Exercise data
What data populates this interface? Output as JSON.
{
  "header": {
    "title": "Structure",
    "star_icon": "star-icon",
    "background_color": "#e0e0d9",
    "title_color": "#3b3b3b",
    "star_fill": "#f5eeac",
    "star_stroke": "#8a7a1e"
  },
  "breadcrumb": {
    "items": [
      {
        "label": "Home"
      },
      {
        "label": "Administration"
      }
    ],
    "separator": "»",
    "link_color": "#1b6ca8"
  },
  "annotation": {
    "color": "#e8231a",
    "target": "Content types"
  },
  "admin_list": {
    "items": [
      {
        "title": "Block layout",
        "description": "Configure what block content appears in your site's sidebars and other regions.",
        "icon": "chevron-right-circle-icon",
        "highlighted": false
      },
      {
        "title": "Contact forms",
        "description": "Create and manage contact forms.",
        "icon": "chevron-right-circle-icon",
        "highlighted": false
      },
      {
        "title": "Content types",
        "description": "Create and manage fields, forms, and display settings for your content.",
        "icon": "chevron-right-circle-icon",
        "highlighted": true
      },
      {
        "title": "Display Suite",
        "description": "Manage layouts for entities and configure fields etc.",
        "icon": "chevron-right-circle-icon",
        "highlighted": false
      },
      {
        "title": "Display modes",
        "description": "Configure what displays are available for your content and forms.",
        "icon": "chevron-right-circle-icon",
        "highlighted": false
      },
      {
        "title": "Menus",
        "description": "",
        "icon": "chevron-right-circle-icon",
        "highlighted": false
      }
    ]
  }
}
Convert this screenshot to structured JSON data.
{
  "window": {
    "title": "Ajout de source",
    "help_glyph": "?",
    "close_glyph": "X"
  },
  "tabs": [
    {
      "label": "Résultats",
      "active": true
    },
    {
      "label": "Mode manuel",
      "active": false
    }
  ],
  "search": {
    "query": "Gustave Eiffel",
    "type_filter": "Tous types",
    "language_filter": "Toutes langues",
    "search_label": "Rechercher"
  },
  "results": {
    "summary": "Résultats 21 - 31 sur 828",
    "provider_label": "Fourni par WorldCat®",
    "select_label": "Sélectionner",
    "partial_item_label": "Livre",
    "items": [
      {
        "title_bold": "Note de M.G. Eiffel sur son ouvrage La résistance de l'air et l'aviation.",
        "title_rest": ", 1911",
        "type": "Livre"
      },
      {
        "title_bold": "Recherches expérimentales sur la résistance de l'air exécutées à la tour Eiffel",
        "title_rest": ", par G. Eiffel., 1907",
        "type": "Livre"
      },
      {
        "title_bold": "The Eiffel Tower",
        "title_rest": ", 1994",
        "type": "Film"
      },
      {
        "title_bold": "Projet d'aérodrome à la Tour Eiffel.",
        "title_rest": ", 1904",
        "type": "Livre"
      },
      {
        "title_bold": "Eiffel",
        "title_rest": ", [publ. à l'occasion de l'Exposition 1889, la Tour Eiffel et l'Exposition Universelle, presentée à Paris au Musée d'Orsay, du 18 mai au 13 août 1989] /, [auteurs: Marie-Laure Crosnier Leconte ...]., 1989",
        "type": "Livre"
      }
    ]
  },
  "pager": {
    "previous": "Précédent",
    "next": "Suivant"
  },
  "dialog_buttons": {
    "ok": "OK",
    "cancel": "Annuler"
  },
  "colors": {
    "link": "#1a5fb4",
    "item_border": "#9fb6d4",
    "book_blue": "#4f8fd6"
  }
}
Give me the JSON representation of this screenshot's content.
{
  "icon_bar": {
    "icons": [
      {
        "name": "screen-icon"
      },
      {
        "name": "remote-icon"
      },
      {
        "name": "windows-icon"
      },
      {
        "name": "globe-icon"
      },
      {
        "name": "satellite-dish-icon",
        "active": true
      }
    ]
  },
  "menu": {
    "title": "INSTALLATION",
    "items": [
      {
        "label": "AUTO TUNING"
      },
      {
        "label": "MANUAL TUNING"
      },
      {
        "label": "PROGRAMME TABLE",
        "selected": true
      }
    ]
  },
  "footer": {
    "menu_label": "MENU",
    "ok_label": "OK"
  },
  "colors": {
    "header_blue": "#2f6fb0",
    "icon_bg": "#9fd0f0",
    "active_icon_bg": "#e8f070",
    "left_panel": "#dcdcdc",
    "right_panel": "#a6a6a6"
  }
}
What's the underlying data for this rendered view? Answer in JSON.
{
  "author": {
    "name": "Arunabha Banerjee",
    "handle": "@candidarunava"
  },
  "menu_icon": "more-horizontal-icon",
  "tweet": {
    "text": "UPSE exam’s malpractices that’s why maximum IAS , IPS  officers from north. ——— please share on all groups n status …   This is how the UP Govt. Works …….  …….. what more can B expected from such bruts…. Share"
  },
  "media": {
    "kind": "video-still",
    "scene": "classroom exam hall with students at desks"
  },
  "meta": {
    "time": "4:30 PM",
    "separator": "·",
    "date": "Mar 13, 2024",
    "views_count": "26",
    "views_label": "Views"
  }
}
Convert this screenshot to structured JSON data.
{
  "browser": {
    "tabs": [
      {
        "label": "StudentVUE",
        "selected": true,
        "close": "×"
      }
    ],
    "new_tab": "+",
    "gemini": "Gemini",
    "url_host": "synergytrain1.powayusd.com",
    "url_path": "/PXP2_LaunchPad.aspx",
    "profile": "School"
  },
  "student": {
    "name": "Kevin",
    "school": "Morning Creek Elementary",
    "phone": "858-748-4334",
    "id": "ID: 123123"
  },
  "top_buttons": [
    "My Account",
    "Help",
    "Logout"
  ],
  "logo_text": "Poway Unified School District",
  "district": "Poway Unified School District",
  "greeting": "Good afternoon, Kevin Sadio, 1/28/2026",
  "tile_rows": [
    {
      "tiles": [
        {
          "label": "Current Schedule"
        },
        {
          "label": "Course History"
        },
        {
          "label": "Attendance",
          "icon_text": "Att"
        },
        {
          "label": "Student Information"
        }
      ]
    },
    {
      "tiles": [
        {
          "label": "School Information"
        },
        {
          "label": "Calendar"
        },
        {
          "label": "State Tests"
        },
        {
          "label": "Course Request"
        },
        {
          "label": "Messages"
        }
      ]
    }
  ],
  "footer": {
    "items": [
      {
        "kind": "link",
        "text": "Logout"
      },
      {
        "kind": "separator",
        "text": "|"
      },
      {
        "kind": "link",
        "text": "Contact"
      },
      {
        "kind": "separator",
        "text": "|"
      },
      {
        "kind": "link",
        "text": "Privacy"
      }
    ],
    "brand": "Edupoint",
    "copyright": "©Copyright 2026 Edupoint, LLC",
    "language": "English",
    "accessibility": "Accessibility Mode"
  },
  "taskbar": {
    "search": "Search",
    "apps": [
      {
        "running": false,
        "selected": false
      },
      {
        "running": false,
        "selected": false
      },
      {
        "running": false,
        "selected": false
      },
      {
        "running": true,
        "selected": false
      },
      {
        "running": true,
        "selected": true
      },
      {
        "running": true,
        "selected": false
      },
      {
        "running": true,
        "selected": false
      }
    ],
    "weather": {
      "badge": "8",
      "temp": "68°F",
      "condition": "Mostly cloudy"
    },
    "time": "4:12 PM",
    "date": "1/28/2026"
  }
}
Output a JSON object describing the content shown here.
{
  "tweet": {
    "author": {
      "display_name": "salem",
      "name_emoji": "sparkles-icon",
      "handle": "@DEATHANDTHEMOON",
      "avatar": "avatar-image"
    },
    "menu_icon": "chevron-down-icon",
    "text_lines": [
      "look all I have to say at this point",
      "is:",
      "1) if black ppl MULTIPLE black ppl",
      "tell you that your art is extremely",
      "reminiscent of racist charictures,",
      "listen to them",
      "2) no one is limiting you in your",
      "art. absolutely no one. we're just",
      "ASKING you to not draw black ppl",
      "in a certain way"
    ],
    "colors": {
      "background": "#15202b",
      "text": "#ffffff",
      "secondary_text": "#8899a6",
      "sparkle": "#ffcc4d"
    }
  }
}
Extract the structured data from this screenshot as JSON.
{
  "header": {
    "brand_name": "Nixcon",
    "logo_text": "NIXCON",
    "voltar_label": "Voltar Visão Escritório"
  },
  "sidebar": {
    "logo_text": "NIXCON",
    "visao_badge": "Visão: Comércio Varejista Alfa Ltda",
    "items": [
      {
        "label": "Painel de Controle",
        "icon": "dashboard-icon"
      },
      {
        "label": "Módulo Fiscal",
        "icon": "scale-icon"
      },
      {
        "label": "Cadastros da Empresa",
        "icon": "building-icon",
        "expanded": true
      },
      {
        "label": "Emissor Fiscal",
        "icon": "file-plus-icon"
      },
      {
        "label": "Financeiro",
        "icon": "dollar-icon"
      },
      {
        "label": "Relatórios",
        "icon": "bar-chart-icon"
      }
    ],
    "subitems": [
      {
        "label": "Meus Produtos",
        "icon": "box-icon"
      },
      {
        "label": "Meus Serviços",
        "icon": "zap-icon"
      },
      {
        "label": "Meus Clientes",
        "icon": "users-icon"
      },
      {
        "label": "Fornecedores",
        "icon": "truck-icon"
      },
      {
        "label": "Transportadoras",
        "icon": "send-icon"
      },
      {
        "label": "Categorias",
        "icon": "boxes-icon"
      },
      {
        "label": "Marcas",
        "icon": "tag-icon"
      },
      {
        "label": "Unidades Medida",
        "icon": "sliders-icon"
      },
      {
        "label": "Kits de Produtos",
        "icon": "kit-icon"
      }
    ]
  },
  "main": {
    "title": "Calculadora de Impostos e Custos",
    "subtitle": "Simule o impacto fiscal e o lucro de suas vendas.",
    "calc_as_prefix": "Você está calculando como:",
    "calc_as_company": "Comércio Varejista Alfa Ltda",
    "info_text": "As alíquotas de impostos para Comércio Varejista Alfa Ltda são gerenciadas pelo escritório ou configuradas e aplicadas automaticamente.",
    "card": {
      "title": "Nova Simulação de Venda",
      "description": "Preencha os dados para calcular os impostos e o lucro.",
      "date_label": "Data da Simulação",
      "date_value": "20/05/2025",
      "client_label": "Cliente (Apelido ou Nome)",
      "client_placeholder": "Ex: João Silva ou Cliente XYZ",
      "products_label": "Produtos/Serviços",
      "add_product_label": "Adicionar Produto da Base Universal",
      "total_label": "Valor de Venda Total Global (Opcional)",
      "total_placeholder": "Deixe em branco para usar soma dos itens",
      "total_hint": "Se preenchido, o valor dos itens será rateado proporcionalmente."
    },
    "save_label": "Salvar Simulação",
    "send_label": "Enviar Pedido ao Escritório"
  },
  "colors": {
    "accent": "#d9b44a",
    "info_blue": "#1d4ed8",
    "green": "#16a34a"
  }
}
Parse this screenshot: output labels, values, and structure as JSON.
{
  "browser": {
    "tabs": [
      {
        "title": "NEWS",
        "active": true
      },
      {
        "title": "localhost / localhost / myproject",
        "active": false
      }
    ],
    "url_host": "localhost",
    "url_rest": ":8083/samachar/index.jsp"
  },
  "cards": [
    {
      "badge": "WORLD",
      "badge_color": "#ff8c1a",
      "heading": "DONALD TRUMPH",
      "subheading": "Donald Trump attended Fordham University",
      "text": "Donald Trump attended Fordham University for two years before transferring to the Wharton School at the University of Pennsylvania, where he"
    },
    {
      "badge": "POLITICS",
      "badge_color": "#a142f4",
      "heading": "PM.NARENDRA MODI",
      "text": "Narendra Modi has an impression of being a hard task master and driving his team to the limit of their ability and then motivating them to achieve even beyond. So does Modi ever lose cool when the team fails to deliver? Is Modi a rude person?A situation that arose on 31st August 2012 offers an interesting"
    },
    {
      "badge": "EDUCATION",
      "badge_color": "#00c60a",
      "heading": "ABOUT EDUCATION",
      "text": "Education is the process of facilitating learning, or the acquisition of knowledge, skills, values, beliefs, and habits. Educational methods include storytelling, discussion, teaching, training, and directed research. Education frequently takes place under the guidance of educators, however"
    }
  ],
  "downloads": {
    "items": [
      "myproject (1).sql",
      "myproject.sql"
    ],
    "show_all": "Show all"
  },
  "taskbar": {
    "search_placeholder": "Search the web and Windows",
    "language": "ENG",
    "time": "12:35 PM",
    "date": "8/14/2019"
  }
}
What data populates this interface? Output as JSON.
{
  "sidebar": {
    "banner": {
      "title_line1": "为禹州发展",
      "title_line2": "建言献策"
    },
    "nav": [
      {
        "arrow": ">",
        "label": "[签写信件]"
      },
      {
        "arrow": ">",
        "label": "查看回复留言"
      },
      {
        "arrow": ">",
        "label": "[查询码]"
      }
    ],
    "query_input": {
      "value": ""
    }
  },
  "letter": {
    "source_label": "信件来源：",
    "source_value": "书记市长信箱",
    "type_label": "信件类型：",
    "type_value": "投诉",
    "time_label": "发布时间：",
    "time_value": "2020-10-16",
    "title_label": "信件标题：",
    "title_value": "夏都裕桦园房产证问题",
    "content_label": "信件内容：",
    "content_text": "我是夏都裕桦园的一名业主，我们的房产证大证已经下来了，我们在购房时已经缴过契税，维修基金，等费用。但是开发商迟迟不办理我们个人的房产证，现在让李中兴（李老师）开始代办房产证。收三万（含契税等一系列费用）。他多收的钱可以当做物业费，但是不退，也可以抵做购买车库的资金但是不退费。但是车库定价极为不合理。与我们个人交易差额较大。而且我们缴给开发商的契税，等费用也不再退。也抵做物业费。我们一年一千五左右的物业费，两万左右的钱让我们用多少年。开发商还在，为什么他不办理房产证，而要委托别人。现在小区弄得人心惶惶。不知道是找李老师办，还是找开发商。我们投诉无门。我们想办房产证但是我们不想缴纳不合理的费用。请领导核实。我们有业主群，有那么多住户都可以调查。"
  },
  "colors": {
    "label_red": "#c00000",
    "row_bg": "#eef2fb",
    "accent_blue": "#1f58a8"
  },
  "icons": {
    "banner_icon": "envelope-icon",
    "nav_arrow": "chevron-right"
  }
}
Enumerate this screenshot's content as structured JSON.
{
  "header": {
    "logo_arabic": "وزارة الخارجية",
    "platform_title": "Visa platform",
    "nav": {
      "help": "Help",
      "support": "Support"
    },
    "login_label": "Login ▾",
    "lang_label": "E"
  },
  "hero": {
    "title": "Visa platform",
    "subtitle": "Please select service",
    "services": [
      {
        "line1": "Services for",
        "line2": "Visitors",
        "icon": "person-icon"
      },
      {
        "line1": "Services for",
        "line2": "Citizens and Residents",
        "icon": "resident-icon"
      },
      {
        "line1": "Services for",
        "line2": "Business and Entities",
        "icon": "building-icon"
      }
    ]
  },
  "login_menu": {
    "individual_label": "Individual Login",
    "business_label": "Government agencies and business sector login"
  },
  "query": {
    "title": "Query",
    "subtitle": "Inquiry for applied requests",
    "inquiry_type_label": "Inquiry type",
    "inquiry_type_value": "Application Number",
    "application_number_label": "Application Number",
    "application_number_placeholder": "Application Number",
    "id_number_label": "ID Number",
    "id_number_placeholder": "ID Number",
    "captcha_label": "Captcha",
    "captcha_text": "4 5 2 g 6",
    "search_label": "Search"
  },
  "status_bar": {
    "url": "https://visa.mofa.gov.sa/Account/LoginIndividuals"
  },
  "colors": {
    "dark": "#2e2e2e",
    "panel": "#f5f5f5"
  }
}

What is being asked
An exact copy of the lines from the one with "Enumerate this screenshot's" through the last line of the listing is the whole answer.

Solution
Enumerate this screenshot's content as structured JSON.
{
  "header": {
    "logo_arabic": "وزارة الخارجية",
    "platform_title": "Visa platform",
    "nav": {
      "help": "Help",
      "support": "Support"
    },
    "login_label": "Login ▾",
    "lang_label": "E"
  },
  "hero": {
    "title": "Visa platform",
    "subtitle": "Please select service",
    "services": [
      {
        "line1": "Services for",
        "line2": "Visitors",
        "icon": "person-icon"
      },
      {
        "line1": "Services for",
        "line2": "Citizens and Residents",
        "icon": "resident-icon"
      },
      {
        "line1": "Services for",
        "line2": "Business and Entities",
        "icon": "building-icon"
      }
    ]
  },
  "login_menu": {
    "individual_label": "Individual Login",
    "business_label": "Government agencies and business sector login"
  },
  "query": {
    "title": "Query",
    "subtitle": "Inquiry for applied requests",
    "inquiry_type_label": "Inquiry type",
    "inquiry_type_value": "Application Number",
    "application_number_label": "Application Number",
    "application_number_placeholder": "Application Number",
    "id_number_label": "ID Number",
    "id_number_placeholder": "ID Number",
    "captcha_label": "Captcha",
    "captcha_text": "4 5 2 g 6",
    "search_label": "Search"
  },
  "status_bar": {
    "url": "https://visa.mofa.gov.sa/Account/LoginIndividuals"
  },
  "colors": {
    "dark": "#2e2e2e",
    "panel": "#f5f5f5"
  }
}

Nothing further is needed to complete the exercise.